Making the Arrow

Part 2 of 4

This bullet jacket can be fastened securely in place by prickpunching in about four places near the top of the jacket, or by drilling a small hole through the jacket and driving a small brad or escutcheon pin into the hole and shaft.

A prickpunch is just a sharp-pointed punch that will clinch the jacket into the shaft. There is no glue that will hold wood and metal together, so the foregoing method is the most reliable.

Now cut the arrows to finished length which is the distance from the back of the bow to a point of the chin directly under the right eye of the archer when in shooting position. This distance is from 24 to 26 inches for the average boy. Cut all arrow shafts exactly the same length.

Next, cut the nock (see Fig. 27), and sandpaper it smooth and slightly rounded off. To cut the nock easily, clamp the shaft lightly in a vise close to the end, then make two cuts with a fine crosscut saw to the desired depth. Smooth these surfaces up with a small file to exactly the same size, so that they will slip easily on to the bowstring at the nocking point. A very small rat-tail file is ideal for shaping the bottom of the nock.

Figures 26 to 31. Details for making arrows
Click for a larger image
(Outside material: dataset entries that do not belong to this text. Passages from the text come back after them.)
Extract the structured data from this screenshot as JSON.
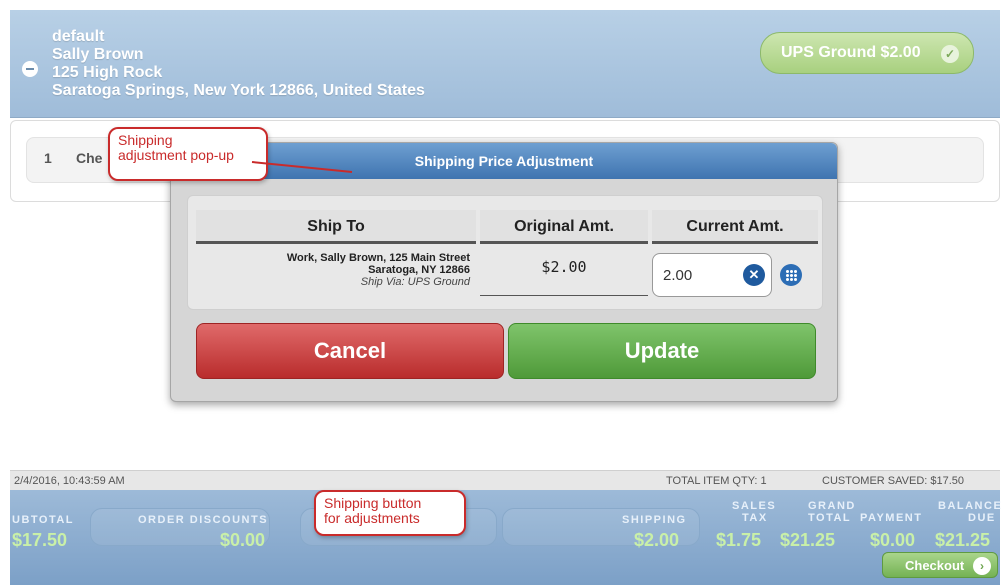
{
  "header": {
    "address_lines": [
      "default",
      "Sally Brown",
      "125 High Rock",
      "Saratoga Springs, New York 12866, United States"
    ],
    "shipping_method_label": "UPS Ground $2.00"
  },
  "order": {
    "line_number": "1",
    "line_label_visible": "Che"
  },
  "modal": {
    "title": "Shipping Price Adjustment",
    "columns": [
      "Ship To",
      "Original Amt.",
      "Current Amt."
    ],
    "row": {
      "ship_to_line1": "Work, Sally Brown, 125 Main Street",
      "ship_to_line2": "Saratoga, NY 12866",
      "ship_via": "Ship Via: UPS Ground",
      "original_amount": "$2.00",
      "current_amount": "2.00"
    },
    "cancel_label": "Cancel",
    "update_label": "Update"
  },
  "callouts": {
    "popup_line1": "Shipping",
    "popup_line2": "adjustment pop-up",
    "button_line1": "Shipping button",
    "button_line2": "for adjustments"
  },
  "status": {
    "timestamp": "2/4/2016, 10:43:59 AM",
    "total_item_qty": "TOTAL ITEM QTY:  1",
    "customer_saved": "CUSTOMER SAVED:  $17.50"
  },
  "totals": {
    "subtotal_label": "UBTOTAL",
    "subtotal_value": "$17.50",
    "order_discounts_label": "ORDER DISCOUNTS",
    "order_discounts_value": "$0.00",
    "shipping_label": "SHIPPING",
    "shipping_value": "$2.00",
    "sales_tax_label_1": "SALES",
    "sales_tax_label_2": "TAX",
    "sales_tax_value": "$1.75",
    "grand_total_label_1": "GRAND",
    "grand_total_label_2": "TOTAL",
    "grand_total_value": "$21.25",
    "payment_label": "PAYMENT",
    "payment_value": "$0.00",
    "balance_label_1": "BALANCE",
    "balance_label_2": "DUE",
    "balance_value": "$21.25",
    "checkout_label": "Checkout"
  },
  "icons": {
    "collapse": "minus-circle-icon",
    "check": "check-circle-icon",
    "clear": "x-circle-icon",
    "keypad": "keypad-icon",
    "arrow": "chevron-right-circle-icon"
  },
  "colors": {
    "header_blue": "#a7c2dd",
    "modal_title_blue": "#3f74b0",
    "cancel_red": "#c23a3a",
    "update_green": "#5aa844",
    "callout_red": "#c92b2b",
    "totals_value_green": "#c9f0a8"
  }
}
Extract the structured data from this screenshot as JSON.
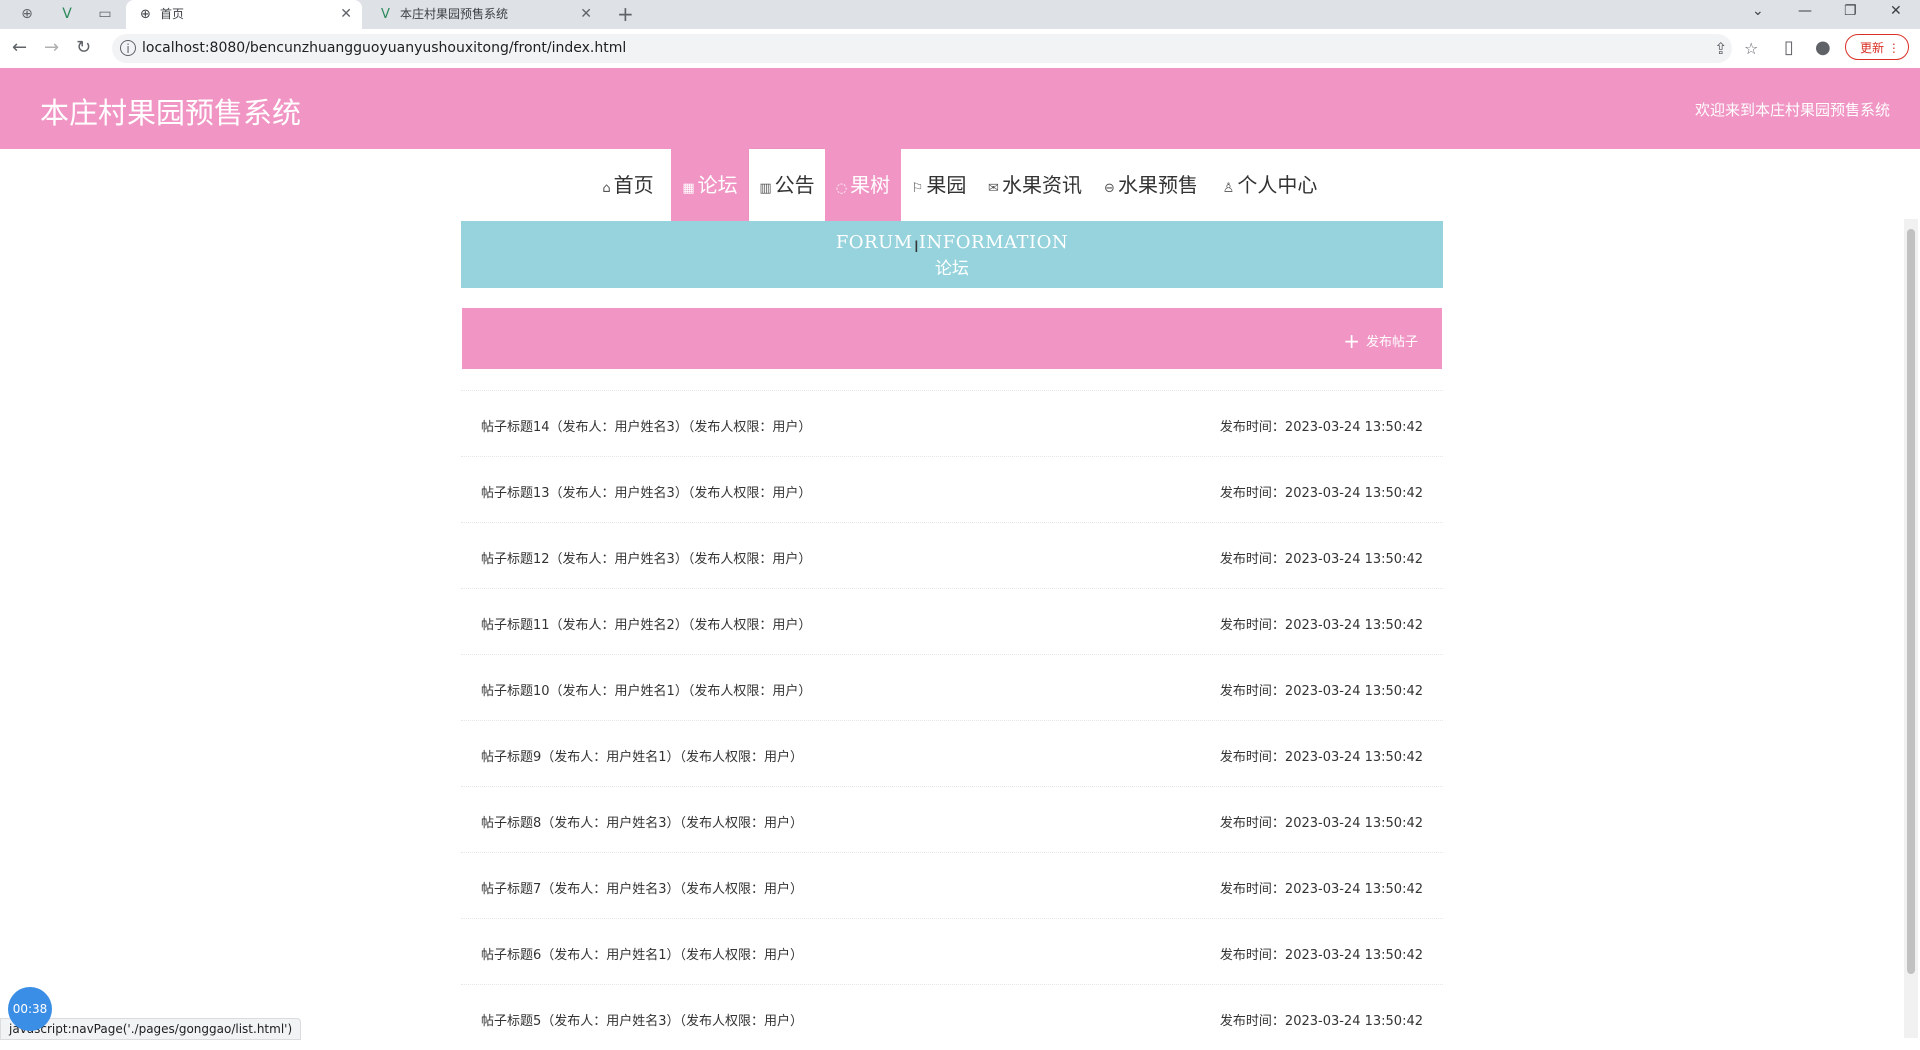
{
  "browser": {
    "tabs": [
      {
        "label": "首页",
        "active": true
      },
      {
        "label": "本庄村果园预售系统",
        "active": false
      }
    ],
    "url": "localhost:8080/bencunzhuangguoyuanyushouxitong/front/index.html",
    "update_label": "更新"
  },
  "header": {
    "title": "本庄村果园预售系统",
    "welcome": "欢迎来到本庄村果园预售系统"
  },
  "menu": [
    {
      "icon": "⌂",
      "label": "首页"
    },
    {
      "icon": "▦",
      "label": "论坛"
    },
    {
      "icon": "▥",
      "label": "公告"
    },
    {
      "icon": "◌",
      "label": "果树"
    },
    {
      "icon": "⚐",
      "label": "果园"
    },
    {
      "icon": "✉",
      "label": "水果资讯"
    },
    {
      "icon": "⊖",
      "label": "水果预售"
    },
    {
      "icon": "♙",
      "label": "个人中心"
    }
  ],
  "banner": {
    "en": "FORUM INFORMATION",
    "cn": "论坛"
  },
  "publish_label": "发布帖子",
  "posts": [
    {
      "title": "帖子标题14（发布人：用户姓名3）（发布人权限：用户）",
      "time": "发布时间：2023-03-24 13:50:42"
    },
    {
      "title": "帖子标题13（发布人：用户姓名3）（发布人权限：用户）",
      "time": "发布时间：2023-03-24 13:50:42"
    },
    {
      "title": "帖子标题12（发布人：用户姓名3）（发布人权限：用户）",
      "time": "发布时间：2023-03-24 13:50:42"
    },
    {
      "title": "帖子标题11（发布人：用户姓名2）（发布人权限：用户）",
      "time": "发布时间：2023-03-24 13:50:42"
    },
    {
      "title": "帖子标题10（发布人：用户姓名1）（发布人权限：用户）",
      "time": "发布时间：2023-03-24 13:50:42"
    },
    {
      "title": "帖子标题9（发布人：用户姓名1）（发布人权限：用户）",
      "time": "发布时间：2023-03-24 13:50:42"
    },
    {
      "title": "帖子标题8（发布人：用户姓名3）（发布人权限：用户）",
      "time": "发布时间：2023-03-24 13:50:42"
    },
    {
      "title": "帖子标题7（发布人：用户姓名3）（发布人权限：用户）",
      "time": "发布时间：2023-03-24 13:50:42"
    },
    {
      "title": "帖子标题6（发布人：用户姓名1）（发布人权限：用户）",
      "time": "发布时间：2023-03-24 13:50:42"
    },
    {
      "title": "帖子标题5（发布人：用户姓名3）（发布人权限：用户）",
      "time": "发布时间：2023-03-24 13:50:42"
    }
  ],
  "status_text": "javascript:navPage('./pages/gonggao/list.html')",
  "timer": "00:38",
  "colors": {
    "accent": "#f095c4",
    "banner": "#96d3dd"
  }
}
Now the arrow maker is ready for the feathers, and it might be well to take some time for discussion. Chicken feathers cannot be used as they are too small and light in weight. Turkey-wing feathers will serve well, unless one is fortunate enough to have rare wing feathers from a peacock or great American eagle. White, turkey-wing feathers, while hard to get, are easy to find in the grass, and are very striking. Gray, turkey-wing feathers can be used with a white cock feather to aid the archer in placing his arrow to the string without any trouble. Gray or white feathers may be dyed. The cock feather is the one away from the bow. (See Fig. 26.)